• **RECORDS TO USE**:

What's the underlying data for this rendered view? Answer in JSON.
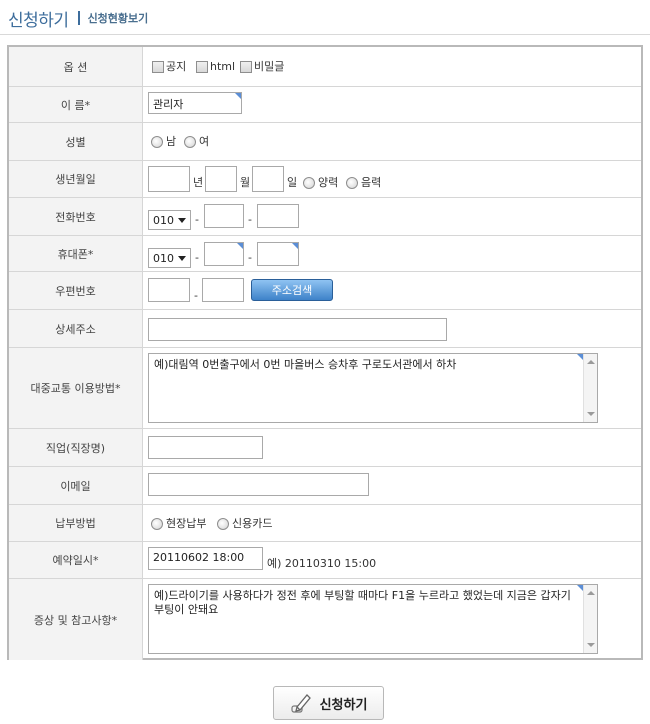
{
  "header": {
    "title": "신청하기",
    "subtitle": "신청현황보기"
  },
  "rows": {
    "options": {
      "label": "옵 션",
      "items": [
        "공지",
        "html",
        "비밀글"
      ]
    },
    "name": {
      "label": "이 름*",
      "value": "관리자"
    },
    "gender": {
      "label": "성별",
      "male": "남",
      "female": "여"
    },
    "birth": {
      "label": "생년월일",
      "year_unit": "년",
      "month_unit": "월",
      "day_unit": "일",
      "solar": "양력",
      "lunar": "음력"
    },
    "phone": {
      "label": "전화번호",
      "prefix": "010",
      "dash": "-"
    },
    "mobile": {
      "label": "휴대폰*",
      "prefix": "010",
      "dash": "-"
    },
    "zip": {
      "label": "우편번호",
      "dash": "-",
      "search_button": "주소검색"
    },
    "address": {
      "label": "상세주소"
    },
    "transit": {
      "label": "대중교통 이용방법*",
      "value": "예)대림역 0번출구에서 0번 마을버스 승차후 구로도서관에서 하차"
    },
    "job": {
      "label": "직업(직장명)"
    },
    "email": {
      "label": "이메일"
    },
    "payment": {
      "label": "납부방법",
      "onsite": "현장납부",
      "card": "신용카드"
    },
    "reservation": {
      "label": "예약일시*",
      "value": "20110602 18:00",
      "example": "예) 20110310 15:00"
    },
    "symptoms": {
      "label": "증상 및 참고사항*",
      "value": "예)드라이기를 사용하다가 정전 후에 부팅할 때마다 F1을 누르라고 했었는데 지금은 갑자기 부팅이 안돼요"
    }
  },
  "submit_label": "신청하기",
  "colors": {
    "accent": "#3d6d9c",
    "label_bg": "#f3f3f3",
    "button_blue": "#3e82c9"
  }
}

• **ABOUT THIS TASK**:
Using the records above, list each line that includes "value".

• **WRITTEN SOLUTION**:
      "value": "관리자"
      "value": "예)대림역 0번출구에서 0번 마을버스 승차후 구로도서관에서 하차"
      "value": "20110602 18:00",
      "value": "예)드라이기를 사용하다가 정전 후에 부팅할 때마다 F1을 누르라고 했었는데 지금은 갑자기 부팅이 안돼요"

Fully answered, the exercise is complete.